HatchPedia

From Amnio to Zygote, peep our glossary of all the pregnancy and birth-related terms you never knew existed, 'til now.

Diastasis Recti

/dahy·as·tuh·sis· rek·tahy/

This super common condition among pregnant women is when your belly starts to stick out as a result of your left and right ab muscles growing wider. Pregnancy can put loads of pressure on your abdomen, so sometimes your muscles in front can’t keep their shape. Diastasis means “separation” and Recti refers to your “rectus abdominis,” aka your ab muscles.

If you’ve had two or more back-to-back pregnancies, or if you’re on the older side, and/or carrying multiples, your chances of having Diastisis Recti are higher. It can also cause lower back pain, constipation, and in extreme cases, a tissue tear. (In this case, call your doc STAT.) The good news is that often times the muscle opening should shrink back after giving birth, but you may want to seek out postnatal PT or discover core strengthening exercises that specialize in this condition once babe is born. As always, if you’re concerned about it, chat with your healthcare provider.

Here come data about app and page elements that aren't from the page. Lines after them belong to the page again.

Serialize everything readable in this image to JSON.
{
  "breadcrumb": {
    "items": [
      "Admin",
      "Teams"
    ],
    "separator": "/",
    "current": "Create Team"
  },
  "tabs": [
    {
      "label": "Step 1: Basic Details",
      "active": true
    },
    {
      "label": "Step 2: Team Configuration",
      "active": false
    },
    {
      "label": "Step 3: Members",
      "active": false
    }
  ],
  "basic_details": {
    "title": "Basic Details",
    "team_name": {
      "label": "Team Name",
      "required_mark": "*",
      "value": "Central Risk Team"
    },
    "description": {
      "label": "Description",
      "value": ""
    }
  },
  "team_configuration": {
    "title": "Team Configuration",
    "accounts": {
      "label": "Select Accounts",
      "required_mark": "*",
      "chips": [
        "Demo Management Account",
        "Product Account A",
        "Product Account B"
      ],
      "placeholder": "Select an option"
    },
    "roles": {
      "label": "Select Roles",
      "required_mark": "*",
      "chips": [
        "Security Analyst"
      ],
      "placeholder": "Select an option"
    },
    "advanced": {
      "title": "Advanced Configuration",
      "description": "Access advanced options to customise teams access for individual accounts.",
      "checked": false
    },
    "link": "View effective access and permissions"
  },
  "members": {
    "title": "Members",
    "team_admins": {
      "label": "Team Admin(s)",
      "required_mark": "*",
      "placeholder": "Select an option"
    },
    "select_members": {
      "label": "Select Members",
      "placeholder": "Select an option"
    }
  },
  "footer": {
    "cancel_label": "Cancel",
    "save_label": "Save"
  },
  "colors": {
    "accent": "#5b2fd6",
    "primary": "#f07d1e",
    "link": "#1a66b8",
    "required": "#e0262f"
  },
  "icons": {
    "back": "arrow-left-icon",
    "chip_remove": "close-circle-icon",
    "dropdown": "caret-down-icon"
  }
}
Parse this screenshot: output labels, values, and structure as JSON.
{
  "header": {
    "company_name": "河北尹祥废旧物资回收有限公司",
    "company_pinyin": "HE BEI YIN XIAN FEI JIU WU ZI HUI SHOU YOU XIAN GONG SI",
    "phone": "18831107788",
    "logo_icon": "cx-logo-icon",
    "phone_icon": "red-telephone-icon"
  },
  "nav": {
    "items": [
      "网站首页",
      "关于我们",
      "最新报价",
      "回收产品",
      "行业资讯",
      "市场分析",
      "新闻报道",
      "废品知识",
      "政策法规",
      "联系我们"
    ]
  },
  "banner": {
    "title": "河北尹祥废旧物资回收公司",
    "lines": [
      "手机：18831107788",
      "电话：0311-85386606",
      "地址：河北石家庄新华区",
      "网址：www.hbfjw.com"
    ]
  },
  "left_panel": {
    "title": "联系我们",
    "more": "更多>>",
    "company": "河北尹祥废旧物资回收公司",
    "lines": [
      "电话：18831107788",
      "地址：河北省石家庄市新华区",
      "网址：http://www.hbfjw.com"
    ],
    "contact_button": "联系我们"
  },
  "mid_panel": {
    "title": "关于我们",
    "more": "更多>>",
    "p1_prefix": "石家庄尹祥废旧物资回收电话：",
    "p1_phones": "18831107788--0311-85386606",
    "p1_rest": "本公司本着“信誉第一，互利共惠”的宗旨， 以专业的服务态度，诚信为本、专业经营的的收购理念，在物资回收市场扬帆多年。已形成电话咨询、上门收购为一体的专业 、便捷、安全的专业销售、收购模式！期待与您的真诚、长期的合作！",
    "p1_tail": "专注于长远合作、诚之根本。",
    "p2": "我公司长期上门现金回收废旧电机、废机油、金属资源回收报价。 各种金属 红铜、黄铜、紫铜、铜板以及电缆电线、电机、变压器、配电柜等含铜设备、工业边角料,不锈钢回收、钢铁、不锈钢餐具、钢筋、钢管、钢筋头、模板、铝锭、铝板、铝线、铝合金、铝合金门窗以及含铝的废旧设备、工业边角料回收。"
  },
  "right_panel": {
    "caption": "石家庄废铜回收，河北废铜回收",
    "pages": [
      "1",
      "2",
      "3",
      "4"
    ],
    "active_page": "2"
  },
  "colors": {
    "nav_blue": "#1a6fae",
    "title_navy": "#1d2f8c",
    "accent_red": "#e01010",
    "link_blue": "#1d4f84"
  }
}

Dilation and curettage (D&C)

/dahy·ley·shuh n· end· kyoo·r·i·tahzh/

A D&C, aka dilation and curettage is a procedure to remove tissue from inside your uterus. A medical specialist might perform a dilation and curettage to diagnose and treat certain uterine conditions — like heavy bleeding — or to clear the uterine lining after a miscarriage or abortion. During a D&C, your doctor will use a small instruments or a medication to dilate/open your cervix and then use a surgical instrument called a curette to remove uterine tissue.

Other instances where a D&C might be necessary include:

- abnormal uterine bleeding
- bleeding after menopause
- abnormal endometrial cells during a routine test for cervical cancer
- uterine polyps
- uterine cancer

Following a D&C, you may spend a few hours in a recovery room so that your doctor can monitor you for heavy bleeding and various complications. This also gives you time to recover from the effects of anesthesia. If you had general anesthesia, you may become nauseated or vomit, or you might have a sore throat if a tube was placed in your windpipe to help you breathe. With general anesthesia or light sedation, you may also feel drowsy for several hours. Normal side effects of a D&C may last a few days and include mild cramping, spotting or light bleeding.

Doppler Ultrasound

/dopp·​ler· ul· truh· sownd/

This ultrasound uses sound waves to detect the movement of blood in your babe's vessels. It's used in high risk pregnancies to study blood circulation, as well as through the uterus and placenta.

This type of ultrasound is a well established technique used to diagnose problems during pregnancy by monitoring the speed that blood is moving in the umbilical blood flow. Your provider can then see whether the blood flow is normal, indicating that the fetus is healthy, or abnormal, indicating that the fetus is under stress. Your chosen health professional can then decide best practice for helping bring your fetus safely to term.

Doula

/doo·uh/

Doulas provide emotional and physical support throughout pregnancy, labor + delivery and work to create your ideal birthing experience. After delivery, a postpartum doula can provide you with a number of services, from companionship to lactation and infant help, to cooking and assisting you with household tasks. While doulas receive training in the birthing process, they do not perform clinical or medical services. Instead they focus on your emotional + physical needs to create an awesome environment in which to give birth.

Down Syndrome

/doun· sin·drohm/

Down syndrome (or Trisomy 21) is a lifelong condition in which a person has an extra chromosome (or set of genes) in their body. A baby is born with 46 chromosomes, but babies with Down syndrome have an extra copy of one of these chromosomes, chromosome 21. Each person afflicted has different abilities and the disease manifests both physically and mentally in different ways. A CVS or amniocentesis along with genetic testing will test your fetus for Down syndrome.